#### [Provided information]

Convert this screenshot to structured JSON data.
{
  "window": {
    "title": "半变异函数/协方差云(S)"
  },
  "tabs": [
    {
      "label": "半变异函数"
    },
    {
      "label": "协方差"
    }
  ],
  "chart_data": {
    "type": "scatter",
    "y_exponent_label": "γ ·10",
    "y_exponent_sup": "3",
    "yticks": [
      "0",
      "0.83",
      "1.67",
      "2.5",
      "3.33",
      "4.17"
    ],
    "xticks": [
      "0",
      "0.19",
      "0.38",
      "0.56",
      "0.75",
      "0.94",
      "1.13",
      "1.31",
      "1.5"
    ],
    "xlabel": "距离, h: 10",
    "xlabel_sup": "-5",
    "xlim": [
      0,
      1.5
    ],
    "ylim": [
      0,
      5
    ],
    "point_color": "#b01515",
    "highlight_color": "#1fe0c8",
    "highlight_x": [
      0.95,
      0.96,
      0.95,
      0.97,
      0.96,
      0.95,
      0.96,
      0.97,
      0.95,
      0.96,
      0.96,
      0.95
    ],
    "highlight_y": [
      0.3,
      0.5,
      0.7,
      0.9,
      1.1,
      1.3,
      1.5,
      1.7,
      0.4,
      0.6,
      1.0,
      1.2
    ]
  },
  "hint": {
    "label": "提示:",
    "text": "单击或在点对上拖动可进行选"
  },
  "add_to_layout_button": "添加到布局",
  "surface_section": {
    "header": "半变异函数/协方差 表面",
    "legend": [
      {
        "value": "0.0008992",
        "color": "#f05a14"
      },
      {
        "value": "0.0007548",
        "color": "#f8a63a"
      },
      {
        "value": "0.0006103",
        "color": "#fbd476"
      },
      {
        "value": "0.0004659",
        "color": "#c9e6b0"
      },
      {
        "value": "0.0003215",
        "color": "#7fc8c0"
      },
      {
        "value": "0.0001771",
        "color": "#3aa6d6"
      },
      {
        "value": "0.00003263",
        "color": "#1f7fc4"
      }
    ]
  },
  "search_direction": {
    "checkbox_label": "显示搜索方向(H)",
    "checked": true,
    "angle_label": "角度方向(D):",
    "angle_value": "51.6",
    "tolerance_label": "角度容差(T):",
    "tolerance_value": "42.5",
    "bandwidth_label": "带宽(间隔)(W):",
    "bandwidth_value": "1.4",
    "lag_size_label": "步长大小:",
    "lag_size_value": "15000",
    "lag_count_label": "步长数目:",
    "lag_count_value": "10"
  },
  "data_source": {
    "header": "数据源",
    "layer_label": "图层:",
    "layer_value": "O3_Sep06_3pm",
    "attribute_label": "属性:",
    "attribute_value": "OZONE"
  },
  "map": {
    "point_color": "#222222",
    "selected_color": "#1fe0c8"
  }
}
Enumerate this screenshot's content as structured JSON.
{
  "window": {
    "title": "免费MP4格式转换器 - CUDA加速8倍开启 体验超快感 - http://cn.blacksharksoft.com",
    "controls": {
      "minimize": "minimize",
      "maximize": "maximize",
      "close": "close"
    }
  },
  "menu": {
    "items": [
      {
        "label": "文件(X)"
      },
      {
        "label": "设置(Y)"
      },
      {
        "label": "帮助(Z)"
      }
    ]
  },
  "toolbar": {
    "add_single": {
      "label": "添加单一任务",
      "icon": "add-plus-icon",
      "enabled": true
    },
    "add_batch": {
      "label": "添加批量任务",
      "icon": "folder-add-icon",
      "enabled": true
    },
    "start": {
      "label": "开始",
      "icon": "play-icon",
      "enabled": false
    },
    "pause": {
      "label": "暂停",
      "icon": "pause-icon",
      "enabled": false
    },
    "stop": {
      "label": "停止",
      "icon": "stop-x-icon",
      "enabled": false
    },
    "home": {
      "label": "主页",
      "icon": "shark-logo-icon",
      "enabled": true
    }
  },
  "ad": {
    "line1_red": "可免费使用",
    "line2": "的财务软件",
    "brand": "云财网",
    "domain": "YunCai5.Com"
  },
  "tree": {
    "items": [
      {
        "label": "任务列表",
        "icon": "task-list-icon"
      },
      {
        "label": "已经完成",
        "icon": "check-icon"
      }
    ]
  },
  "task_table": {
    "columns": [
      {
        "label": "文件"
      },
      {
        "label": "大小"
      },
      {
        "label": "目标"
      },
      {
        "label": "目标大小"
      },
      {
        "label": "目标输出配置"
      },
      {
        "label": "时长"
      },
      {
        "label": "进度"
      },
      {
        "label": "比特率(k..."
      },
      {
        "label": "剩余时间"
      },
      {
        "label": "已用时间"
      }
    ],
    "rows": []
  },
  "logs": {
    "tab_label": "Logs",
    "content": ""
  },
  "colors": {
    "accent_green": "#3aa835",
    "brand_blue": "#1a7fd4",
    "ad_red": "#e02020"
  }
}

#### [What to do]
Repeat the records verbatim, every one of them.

#### [Task solution]
Convert this screenshot to structured JSON data.
{
  "window": {
    "title": "半变异函数/协方差云(S)"
  },
  "tabs": [
    {
      "label": "半变异函数"
    },
    {
      "label": "协方差"
    }
  ],
  "chart_data": {
    "type": "scatter",
    "y_exponent_label": "γ ·10",
    "y_exponent_sup": "3",
    "yticks": [
      "0",
      "0.83",
      "1.67",
      "2.5",
      "3.33",
      "4.17"
    ],
    "xticks": [
      "0",
      "0.19",
      "0.38",
      "0.56",
      "0.75",
      "0.94",
      "1.13",
      "1.31",
      "1.5"
    ],
    "xlabel": "距离, h: 10",
    "xlabel_sup": "-5",
    "xlim": [
      0,
      1.5
    ],
    "ylim": [
      0,
      5
    ],
    "point_color": "#b01515",
    "highlight_color": "#1fe0c8",
    "highlight_x": [
      0.95,
      0.96,
      0.95,
      0.97,
      0.96,
      0.95,
      0.96,
      0.97,
      0.95,
      0.96,
      0.96,
      0.95
    ],
    "highlight_y": [
      0.3,
      0.5,
      0.7,
      0.9,
      1.1,
      1.3,
      1.5,
      1.7,
      0.4,
      0.6,
      1.0,
      1.2
    ]
  },
  "hint": {
    "label": "提示:",
    "text": "单击或在点对上拖动可进行选"
  },
  "add_to_layout_button": "添加到布局",
  "surface_section": {
    "header": "半变异函数/协方差 表面",
    "legend": [
      {
        "value": "0.0008992",
        "color": "#f05a14"
      },
      {
        "value": "0.0007548",
        "color": "#f8a63a"
      },
      {
        "value": "0.0006103",
        "color": "#fbd476"
      },
      {
        "value": "0.0004659",
        "color": "#c9e6b0"
      },
      {
        "value": "0.0003215",
        "color": "#7fc8c0"
      },
      {
        "value": "0.0001771",
        "color": "#3aa6d6"
      },
      {
        "value": "0.00003263",
        "color": "#1f7fc4"
      }
    ]
  },
  "search_direction": {
    "checkbox_label": "显示搜索方向(H)",
    "checked": true,
    "angle_label": "角度方向(D):",
    "angle_value": "51.6",
    "tolerance_label": "角度容差(T):",
    "tolerance_value": "42.5",
    "bandwidth_label": "带宽(间隔)(W):",
    "bandwidth_value": "1.4",
    "lag_size_label": "步长大小:",
    "lag_size_value": "15000",
    "lag_count_label": "步长数目:",
    "lag_count_value": "10"
  },
  "data_source": {
    "header": "数据源",
    "layer_label": "图层:",
    "layer_value": "O3_Sep06_3pm",
    "attribute_label": "属性:",
    "attribute_value": "OZONE"
  },
  "map": {
    "point_color": "#222222",
    "selected_color": "#1fe0c8"
  }
}
Enumerate this screenshot's content as structured JSON.
{
  "window": {
    "title": "免费MP4格式转换器 - CUDA加速8倍开启 体验超快感 - http://cn.blacksharksoft.com",
    "controls": {
      "minimize": "minimize",
      "maximize": "maximize",
      "close": "close"
    }
  },
  "menu": {
    "items": [
      {
        "label": "文件(X)"
      },
      {
        "label": "设置(Y)"
      },
      {
        "label": "帮助(Z)"
      }
    ]
  },
  "toolbar": {
    "add_single": {
      "label": "添加单一任务",
      "icon": "add-plus-icon",
      "enabled": true
    },
    "add_batch": {
      "label": "添加批量任务",
      "icon": "folder-add-icon",
      "enabled": true
    },
    "start": {
      "label": "开始",
      "icon": "play-icon",
      "enabled": false
    },
    "pause": {
      "label": "暂停",
      "icon": "pause-icon",
      "enabled": false
    },
    "stop": {
      "label": "停止",
      "icon": "stop-x-icon",
      "enabled": false
    },
    "home": {
      "label": "主页",
      "icon": "shark-logo-icon",
      "enabled": true
    }
  },
  "ad": {
    "line1_red": "可免费使用",
    "line2": "的财务软件",
    "brand": "云财网",
    "domain": "YunCai5.Com"
  },
  "tree": {
    "items": [
      {
        "label": "任务列表",
        "icon": "task-list-icon"
      },
      {
        "label": "已经完成",
        "icon": "check-icon"
      }
    ]
  },
  "task_table": {
    "columns": [
      {
        "label": "文件"
      },
      {
        "label": "大小"
      },
      {
        "label": "目标"
      },
      {
        "label": "目标大小"
      },
      {
        "label": "目标输出配置"
      },
      {
        "label": "时长"
      },
      {
        "label": "进度"
      },
      {
        "label": "比特率(k..."
      },
      {
        "label": "剩余时间"
      },
      {
        "label": "已用时间"
      }
    ],
    "rows": []
  },
  "logs": {
    "tab_label": "Logs",
    "content": ""
  },
  "colors": {
    "accent_green": "#3aa835",
    "brand_blue": "#1a7fd4",
    "ad_red": "#e02020"
  }
}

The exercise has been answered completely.